Scientists of the Late Middle Ages
“How did God do it?” was the question that puzzled the early founders of modern science. They began with the assumption that God created the universe and they wanted to discover the mysteries of his creation. Embedded in the assumption of creation is the belief that God created the universe within a plan. He was no mere wizard pointing a wand here and there, poofing trees and gazelles and planets into existence. The early scientists recognized patterns and a quality of interrelationship among the many aspects of creation. They sought to discover the key to God's creative work.
Robert Grosseteste (1175–1253), a Franciscan at Oxford University, was a minister dedicated to reforming the church. He practiced hermeneutics: insisting on studying the original texts whenever possible, he sought the author's intended meaning. He translated ancient documents and wrote a physics of Aristotle. Because of his love for learning, he invented a scientific method that involved using step-by-step procedures for testing his hypotheses. He found mathematics to be the key for investigating natural phenomena.
The ancient Greek philosopher Aristotle believed that the sun moved around the earth. This was a common misconception based on observation. Still today, people talk about the sun rising and the sun setting even though it is known that the earth revolves around the sun. Nicholas Oresme (1330–1382) determined this scientific fact. He had to argue for his position against the accepted view of his day.
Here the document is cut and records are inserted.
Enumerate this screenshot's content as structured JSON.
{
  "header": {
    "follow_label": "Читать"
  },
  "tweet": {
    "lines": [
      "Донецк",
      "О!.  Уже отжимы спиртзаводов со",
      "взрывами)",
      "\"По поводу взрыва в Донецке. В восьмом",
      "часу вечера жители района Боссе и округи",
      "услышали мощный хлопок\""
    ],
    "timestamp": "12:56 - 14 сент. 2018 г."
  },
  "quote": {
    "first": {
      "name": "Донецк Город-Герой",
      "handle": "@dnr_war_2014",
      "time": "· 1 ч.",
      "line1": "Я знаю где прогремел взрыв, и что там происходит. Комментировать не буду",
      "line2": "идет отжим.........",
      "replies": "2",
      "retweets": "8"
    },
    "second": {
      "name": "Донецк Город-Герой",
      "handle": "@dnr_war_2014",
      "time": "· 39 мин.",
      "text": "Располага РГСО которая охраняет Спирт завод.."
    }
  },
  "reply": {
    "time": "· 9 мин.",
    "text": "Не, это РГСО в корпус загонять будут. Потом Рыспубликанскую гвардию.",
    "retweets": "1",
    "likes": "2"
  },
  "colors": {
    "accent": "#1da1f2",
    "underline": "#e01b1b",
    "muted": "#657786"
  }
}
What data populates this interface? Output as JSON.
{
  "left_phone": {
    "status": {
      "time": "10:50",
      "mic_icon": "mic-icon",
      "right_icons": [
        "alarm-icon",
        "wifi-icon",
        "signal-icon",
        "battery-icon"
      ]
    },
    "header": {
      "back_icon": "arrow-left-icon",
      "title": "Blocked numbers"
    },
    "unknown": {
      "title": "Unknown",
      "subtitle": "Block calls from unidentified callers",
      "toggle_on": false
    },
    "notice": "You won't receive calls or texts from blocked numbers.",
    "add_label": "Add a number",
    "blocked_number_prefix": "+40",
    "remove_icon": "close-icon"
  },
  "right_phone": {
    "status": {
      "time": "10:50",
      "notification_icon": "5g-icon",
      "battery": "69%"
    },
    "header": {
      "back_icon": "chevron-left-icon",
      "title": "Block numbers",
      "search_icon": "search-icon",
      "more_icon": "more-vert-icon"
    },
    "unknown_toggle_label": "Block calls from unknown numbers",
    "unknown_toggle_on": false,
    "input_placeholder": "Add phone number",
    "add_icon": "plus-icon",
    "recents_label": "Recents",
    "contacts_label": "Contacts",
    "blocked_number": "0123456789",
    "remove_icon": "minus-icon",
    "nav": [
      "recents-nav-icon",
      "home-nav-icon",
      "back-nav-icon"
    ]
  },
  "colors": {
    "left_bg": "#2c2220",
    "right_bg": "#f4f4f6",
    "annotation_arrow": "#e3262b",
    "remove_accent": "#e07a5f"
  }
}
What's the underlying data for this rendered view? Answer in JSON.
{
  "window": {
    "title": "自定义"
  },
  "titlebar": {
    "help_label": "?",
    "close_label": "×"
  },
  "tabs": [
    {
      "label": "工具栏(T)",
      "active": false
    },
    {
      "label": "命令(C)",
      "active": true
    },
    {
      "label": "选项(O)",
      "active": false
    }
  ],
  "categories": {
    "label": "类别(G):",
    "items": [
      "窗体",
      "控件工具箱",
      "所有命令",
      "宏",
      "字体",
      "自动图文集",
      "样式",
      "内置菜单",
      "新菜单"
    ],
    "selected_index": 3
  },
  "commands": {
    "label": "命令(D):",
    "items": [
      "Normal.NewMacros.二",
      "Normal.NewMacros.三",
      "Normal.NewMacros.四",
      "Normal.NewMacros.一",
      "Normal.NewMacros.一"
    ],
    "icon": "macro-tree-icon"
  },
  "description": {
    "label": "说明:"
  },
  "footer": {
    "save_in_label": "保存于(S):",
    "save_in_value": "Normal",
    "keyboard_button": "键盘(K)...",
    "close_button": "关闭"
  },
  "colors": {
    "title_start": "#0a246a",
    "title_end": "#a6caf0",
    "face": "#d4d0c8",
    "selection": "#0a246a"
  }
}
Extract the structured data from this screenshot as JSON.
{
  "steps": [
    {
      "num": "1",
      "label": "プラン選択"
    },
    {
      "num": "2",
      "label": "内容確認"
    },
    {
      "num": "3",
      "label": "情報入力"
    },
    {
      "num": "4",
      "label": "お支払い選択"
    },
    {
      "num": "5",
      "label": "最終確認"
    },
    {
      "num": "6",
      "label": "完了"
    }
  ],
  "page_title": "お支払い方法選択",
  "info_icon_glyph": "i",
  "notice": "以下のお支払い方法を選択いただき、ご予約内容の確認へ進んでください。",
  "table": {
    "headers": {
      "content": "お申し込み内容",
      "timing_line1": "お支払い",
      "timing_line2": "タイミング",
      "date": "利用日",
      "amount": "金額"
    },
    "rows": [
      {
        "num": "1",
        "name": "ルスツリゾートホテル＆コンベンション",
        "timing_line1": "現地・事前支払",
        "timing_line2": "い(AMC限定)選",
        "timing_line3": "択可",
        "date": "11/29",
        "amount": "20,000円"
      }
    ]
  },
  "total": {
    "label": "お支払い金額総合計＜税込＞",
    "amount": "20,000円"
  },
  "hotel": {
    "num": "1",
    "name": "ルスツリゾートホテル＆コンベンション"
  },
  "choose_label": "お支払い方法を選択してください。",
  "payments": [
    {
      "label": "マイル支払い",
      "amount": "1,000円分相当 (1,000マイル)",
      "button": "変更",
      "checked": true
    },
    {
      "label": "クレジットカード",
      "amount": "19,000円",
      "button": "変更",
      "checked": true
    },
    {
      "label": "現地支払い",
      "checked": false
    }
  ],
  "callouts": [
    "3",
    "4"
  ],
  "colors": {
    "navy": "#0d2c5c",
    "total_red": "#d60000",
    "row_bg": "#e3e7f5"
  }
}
Grosseteste's student Roger Bacon (1214–1294) was also a Franciscan. Like Grosseteste, he believed that evidence for God's existence was found in nature. Through science, people would be so inspired by God's intricate and artistic creativity that they would yearn for a personal relationship with him. With this as his motive and utilizing his mentor's experimental methods, Bacon studied mathematics, physics, optics, and philosophy. He examined both rainbows and solar eclipses in his search for explanations of “how God did it.” Through his experiments, Bacon concluded that the earth was a sphere and that a ship could sail all the way around it. He also estimated the distance from the earth to the stars. He made predictions about modern eyeglasses, ships, and vehicles.